In the run up to the invasion, Alice tabled an Early Day Motion opposing intervention which brought together the biggest show of parliamentary opposition to the Iraq war and attracted wide publicity. EDM 927 was signed by 162 MPs – from the Liberal Democrats, Plaid Cymru and Scottish National Party as well as many of her Labour colleagues, including four ex-ministers.

In one of her regular news releases at the time, Alice said of Blair: ‘The Prime Minister has failed miserably to make a case for military action… Briefings by ministers are pathetic – lightweight statements of belief with no facts whatsoever about the actual situation. I shall be calling for [a debate] when the House sits this afternoon.’

Less well-known perhaps, Alice was an elected and well-respected UK member of the Nato Parliamentary Assembly, even chairing one of its sub-committees for a time. Her involvement didn’t for one moment stop her from speaking out against Nato – something which would likely see her removed from today’s Parliamentary Labour Party!

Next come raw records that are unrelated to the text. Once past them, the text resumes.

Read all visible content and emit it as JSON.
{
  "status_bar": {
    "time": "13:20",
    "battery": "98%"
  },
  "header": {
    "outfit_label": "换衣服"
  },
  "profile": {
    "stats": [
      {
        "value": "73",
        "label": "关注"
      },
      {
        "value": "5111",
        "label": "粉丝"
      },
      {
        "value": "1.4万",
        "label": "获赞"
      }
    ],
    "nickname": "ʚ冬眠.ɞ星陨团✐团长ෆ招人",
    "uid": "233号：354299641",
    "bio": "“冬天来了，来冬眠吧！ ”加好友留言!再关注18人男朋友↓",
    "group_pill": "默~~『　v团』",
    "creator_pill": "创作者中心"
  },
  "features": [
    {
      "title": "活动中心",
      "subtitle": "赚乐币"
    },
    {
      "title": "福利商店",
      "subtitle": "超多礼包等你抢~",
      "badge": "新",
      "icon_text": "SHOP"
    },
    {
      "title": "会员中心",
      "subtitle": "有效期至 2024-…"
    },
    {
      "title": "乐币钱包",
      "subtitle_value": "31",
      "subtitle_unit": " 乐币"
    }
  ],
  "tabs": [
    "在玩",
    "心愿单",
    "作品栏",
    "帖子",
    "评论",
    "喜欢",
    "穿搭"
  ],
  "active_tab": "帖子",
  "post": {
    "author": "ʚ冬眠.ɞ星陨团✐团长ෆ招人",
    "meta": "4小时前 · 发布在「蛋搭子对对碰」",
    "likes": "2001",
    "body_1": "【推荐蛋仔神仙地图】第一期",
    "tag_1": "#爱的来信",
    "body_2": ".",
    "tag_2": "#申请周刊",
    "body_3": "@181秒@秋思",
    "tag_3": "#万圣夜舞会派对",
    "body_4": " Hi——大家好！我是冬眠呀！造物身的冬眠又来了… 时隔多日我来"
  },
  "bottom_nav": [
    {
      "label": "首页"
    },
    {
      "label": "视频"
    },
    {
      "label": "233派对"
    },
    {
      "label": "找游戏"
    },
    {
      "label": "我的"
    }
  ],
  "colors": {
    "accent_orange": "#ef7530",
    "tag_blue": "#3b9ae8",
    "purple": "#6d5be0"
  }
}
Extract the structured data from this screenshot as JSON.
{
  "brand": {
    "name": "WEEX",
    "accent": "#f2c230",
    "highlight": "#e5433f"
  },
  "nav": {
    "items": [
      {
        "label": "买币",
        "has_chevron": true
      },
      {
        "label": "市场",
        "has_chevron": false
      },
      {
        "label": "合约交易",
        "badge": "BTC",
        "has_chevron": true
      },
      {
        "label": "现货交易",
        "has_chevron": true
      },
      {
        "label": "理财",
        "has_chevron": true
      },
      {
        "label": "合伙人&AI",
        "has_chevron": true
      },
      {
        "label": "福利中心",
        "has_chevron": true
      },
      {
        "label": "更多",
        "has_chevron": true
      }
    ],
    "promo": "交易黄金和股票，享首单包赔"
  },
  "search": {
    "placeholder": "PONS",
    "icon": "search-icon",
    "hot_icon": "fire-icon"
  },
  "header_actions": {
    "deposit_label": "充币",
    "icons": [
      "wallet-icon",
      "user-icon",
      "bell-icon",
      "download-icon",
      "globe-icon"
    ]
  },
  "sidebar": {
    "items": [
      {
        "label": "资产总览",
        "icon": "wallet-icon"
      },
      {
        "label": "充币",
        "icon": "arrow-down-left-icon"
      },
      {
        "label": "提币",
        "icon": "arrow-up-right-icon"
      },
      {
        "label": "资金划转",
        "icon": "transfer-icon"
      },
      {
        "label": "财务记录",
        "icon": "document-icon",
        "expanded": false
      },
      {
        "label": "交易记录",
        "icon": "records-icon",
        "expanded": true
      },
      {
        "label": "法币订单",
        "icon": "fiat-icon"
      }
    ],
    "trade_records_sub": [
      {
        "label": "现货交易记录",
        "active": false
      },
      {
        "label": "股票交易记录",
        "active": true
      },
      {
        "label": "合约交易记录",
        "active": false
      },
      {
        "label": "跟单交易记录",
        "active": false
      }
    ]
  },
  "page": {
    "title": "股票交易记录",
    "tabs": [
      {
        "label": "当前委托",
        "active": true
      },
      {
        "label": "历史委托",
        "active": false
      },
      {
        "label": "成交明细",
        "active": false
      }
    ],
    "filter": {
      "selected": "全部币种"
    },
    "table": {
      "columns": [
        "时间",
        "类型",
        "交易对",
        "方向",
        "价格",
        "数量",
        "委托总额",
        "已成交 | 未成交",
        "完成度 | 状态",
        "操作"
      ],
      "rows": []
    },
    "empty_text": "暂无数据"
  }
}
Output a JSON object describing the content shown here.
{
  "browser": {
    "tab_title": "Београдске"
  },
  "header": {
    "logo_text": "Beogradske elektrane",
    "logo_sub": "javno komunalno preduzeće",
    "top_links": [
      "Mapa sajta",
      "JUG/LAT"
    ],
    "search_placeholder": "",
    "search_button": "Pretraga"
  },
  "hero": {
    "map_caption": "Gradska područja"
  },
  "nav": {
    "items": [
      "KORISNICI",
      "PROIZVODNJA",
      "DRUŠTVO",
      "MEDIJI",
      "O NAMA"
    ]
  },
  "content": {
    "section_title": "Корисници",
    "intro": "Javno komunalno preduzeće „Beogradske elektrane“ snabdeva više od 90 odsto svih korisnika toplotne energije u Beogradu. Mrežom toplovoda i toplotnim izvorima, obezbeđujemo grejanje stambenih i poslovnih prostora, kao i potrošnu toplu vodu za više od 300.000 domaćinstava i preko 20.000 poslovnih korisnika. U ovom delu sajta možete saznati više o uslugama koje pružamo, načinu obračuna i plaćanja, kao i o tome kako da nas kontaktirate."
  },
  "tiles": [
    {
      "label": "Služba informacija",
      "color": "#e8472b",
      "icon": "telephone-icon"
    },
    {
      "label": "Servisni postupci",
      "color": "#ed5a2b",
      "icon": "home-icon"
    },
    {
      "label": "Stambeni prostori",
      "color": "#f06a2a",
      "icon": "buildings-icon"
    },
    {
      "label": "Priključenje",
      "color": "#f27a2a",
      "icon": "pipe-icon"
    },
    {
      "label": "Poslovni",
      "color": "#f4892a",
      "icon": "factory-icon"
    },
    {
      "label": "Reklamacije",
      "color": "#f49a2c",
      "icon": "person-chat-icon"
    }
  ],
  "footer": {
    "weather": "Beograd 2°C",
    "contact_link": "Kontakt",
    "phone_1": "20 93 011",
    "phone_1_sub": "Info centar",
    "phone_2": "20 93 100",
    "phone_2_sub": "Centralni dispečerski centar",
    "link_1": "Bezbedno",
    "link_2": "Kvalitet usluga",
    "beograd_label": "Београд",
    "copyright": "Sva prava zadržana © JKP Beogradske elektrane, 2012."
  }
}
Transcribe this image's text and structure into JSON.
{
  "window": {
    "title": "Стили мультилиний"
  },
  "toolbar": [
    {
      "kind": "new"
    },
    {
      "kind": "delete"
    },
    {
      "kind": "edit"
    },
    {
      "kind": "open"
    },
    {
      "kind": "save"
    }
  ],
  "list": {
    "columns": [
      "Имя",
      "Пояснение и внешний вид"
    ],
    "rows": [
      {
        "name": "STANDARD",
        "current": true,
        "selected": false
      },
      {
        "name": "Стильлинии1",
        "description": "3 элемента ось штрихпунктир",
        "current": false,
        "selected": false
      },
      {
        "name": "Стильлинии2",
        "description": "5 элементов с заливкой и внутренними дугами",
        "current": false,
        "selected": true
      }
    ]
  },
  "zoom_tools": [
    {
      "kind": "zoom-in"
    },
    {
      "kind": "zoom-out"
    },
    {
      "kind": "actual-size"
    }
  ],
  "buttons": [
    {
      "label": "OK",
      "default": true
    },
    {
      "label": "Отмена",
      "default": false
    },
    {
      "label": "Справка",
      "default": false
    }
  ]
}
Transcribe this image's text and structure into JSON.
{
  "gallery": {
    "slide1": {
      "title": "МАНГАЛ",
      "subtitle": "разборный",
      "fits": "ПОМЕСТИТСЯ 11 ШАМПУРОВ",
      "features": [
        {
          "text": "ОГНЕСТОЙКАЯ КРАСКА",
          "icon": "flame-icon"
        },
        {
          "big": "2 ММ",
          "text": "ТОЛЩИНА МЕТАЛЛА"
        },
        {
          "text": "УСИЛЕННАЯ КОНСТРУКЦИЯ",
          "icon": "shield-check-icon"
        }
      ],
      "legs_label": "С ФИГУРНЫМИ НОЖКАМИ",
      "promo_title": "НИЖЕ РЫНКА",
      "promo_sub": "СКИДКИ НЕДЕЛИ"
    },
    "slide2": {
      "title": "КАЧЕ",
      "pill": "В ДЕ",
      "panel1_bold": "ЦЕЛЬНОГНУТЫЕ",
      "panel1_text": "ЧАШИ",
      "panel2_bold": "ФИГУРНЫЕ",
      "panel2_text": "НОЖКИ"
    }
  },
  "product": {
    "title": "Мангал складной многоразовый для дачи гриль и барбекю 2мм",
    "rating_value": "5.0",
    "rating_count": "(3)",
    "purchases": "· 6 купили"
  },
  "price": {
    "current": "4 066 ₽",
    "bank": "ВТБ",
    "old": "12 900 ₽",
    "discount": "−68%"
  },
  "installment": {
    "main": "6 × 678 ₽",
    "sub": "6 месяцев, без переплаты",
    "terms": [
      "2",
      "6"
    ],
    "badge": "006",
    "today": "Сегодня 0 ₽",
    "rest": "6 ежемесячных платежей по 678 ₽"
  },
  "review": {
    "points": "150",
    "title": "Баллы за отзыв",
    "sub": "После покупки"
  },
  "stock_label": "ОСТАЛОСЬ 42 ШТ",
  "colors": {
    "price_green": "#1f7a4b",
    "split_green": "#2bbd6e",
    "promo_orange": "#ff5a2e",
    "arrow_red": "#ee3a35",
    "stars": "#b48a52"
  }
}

There aren’t too many like Alice left in the House of Commons nowadays – an MP who remained unbendingly committed to peace, socialism, and internationalism. Alice loved being an MP. But she was much more than that – quite simply, someone who worked hard at living a life in line with her principles of peace and nuclear disarmament. She will be very missed by the great majority of us who share those values.